**Items listed in a dataset**
+-------+

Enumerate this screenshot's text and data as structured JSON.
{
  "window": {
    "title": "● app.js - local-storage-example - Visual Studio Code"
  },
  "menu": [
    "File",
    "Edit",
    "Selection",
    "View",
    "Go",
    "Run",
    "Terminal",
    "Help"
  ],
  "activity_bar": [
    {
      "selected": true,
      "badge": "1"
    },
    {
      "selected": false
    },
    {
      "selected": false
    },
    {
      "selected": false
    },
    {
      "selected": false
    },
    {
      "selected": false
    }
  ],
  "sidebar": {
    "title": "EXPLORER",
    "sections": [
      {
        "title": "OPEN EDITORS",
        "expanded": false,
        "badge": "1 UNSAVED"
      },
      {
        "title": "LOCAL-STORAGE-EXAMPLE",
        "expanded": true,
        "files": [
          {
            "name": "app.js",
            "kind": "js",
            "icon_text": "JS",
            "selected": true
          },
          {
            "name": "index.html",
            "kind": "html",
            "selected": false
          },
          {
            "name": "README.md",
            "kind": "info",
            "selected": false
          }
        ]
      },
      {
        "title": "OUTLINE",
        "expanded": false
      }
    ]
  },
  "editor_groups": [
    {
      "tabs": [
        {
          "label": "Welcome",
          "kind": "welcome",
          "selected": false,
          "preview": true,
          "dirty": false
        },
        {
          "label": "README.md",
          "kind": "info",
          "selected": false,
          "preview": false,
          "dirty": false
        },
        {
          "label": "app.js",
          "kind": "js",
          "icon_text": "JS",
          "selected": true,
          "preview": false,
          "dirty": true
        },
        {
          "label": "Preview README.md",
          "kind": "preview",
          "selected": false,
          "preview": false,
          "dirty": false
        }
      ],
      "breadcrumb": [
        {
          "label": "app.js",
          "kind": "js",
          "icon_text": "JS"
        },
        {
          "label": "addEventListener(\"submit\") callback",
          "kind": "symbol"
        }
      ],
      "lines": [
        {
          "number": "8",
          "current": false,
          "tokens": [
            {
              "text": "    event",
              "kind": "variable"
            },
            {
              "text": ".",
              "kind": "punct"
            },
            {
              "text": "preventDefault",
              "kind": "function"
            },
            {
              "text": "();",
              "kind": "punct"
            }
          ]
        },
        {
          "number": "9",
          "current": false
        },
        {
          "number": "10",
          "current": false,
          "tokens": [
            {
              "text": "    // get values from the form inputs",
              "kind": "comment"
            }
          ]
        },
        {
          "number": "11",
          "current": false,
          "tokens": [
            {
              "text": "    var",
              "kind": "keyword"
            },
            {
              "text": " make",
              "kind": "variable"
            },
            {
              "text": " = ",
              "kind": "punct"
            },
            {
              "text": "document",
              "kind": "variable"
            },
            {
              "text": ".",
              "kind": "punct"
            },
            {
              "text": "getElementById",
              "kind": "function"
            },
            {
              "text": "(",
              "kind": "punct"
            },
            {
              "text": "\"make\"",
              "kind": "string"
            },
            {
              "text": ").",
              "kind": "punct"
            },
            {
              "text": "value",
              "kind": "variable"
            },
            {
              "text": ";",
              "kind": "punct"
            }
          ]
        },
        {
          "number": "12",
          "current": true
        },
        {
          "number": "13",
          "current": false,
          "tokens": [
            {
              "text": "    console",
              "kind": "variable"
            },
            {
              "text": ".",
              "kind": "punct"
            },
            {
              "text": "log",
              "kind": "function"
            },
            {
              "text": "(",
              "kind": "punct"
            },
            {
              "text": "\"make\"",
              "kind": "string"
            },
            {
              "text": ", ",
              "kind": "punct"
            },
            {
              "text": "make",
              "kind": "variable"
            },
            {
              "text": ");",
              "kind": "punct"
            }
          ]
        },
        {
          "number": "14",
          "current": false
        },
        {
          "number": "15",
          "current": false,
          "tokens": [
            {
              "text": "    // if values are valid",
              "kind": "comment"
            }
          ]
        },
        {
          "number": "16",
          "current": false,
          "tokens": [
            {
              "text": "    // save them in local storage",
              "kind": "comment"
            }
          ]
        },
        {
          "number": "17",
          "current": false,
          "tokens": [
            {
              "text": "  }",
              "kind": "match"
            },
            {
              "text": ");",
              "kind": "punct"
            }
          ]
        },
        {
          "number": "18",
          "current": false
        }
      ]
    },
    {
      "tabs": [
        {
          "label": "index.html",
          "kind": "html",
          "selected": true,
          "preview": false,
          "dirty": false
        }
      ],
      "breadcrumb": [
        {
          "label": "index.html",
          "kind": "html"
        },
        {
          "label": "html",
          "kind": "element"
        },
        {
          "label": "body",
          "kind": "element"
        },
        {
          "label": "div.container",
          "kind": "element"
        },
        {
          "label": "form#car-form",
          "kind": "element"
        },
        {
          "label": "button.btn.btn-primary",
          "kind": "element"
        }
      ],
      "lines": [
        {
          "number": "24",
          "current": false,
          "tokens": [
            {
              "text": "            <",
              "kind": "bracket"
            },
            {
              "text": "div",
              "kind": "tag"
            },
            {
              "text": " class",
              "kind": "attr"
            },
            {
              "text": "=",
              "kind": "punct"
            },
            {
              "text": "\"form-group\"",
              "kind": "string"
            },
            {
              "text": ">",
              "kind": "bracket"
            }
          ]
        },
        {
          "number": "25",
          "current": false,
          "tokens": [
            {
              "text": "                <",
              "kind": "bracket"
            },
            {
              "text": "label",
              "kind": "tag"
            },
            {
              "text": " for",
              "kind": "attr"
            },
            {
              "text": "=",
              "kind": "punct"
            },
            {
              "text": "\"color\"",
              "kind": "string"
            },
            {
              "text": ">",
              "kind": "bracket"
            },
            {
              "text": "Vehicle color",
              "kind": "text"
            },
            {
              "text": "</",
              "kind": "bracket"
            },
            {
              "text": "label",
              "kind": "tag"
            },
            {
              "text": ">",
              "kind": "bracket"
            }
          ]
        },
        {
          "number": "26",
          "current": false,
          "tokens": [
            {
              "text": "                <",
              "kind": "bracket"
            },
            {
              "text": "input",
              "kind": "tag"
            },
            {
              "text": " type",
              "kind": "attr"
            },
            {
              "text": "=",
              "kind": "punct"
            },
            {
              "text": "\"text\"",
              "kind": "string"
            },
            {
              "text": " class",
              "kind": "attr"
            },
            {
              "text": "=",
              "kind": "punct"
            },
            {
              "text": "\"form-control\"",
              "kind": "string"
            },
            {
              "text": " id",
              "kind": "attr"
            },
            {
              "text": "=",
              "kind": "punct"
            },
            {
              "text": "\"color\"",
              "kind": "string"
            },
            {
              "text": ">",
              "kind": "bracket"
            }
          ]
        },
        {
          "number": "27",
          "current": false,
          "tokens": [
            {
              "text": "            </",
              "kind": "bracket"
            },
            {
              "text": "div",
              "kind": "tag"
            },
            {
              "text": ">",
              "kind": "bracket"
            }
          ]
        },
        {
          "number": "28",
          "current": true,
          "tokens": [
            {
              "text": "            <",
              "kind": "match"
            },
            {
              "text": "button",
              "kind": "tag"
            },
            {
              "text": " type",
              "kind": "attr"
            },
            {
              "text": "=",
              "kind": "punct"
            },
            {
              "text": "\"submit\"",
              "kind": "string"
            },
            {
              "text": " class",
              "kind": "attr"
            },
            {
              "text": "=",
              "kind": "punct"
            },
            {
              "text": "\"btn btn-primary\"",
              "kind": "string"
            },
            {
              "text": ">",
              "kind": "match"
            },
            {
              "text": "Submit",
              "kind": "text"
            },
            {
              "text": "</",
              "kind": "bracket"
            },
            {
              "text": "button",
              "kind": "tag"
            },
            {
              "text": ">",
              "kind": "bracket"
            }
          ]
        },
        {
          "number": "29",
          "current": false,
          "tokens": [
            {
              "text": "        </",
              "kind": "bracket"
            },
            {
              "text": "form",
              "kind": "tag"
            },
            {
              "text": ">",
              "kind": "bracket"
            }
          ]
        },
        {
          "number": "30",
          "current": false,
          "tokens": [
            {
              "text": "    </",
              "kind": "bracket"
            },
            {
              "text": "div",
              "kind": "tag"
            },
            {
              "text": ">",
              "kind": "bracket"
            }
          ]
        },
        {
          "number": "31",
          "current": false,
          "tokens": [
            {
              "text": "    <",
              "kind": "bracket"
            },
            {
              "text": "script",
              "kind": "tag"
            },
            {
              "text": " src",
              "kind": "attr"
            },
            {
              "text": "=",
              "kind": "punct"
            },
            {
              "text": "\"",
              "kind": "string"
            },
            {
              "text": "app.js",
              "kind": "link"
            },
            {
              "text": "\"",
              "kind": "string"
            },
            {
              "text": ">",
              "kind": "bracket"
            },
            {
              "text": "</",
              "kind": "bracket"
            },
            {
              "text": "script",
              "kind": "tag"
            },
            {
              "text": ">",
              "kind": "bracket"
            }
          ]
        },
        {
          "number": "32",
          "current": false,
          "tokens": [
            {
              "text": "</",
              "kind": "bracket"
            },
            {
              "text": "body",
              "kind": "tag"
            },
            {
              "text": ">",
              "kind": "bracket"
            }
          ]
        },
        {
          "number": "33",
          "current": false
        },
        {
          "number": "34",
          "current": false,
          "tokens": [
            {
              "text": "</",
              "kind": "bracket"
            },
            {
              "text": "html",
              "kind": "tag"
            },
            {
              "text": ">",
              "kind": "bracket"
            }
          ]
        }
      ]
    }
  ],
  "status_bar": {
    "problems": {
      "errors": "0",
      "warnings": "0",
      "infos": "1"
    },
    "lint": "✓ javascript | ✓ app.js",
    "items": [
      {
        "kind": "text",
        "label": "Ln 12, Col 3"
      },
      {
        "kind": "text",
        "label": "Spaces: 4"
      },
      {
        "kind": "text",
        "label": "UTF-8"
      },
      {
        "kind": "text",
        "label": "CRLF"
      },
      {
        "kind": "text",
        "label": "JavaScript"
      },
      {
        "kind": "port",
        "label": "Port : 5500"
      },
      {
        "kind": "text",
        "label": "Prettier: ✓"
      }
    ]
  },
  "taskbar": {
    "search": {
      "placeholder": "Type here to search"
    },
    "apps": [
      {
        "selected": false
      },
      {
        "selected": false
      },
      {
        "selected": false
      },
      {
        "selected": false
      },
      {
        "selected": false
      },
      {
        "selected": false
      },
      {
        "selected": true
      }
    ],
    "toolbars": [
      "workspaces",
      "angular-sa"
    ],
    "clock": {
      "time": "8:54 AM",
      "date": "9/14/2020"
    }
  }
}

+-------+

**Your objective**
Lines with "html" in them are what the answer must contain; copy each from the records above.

**Written answer**
            "name": "index.html",
            "kind": "html",
          "label": "index.html",
          "kind": "html",
          "label": "index.html",
          "kind": "html"
          "label": "html",
              "text": "html",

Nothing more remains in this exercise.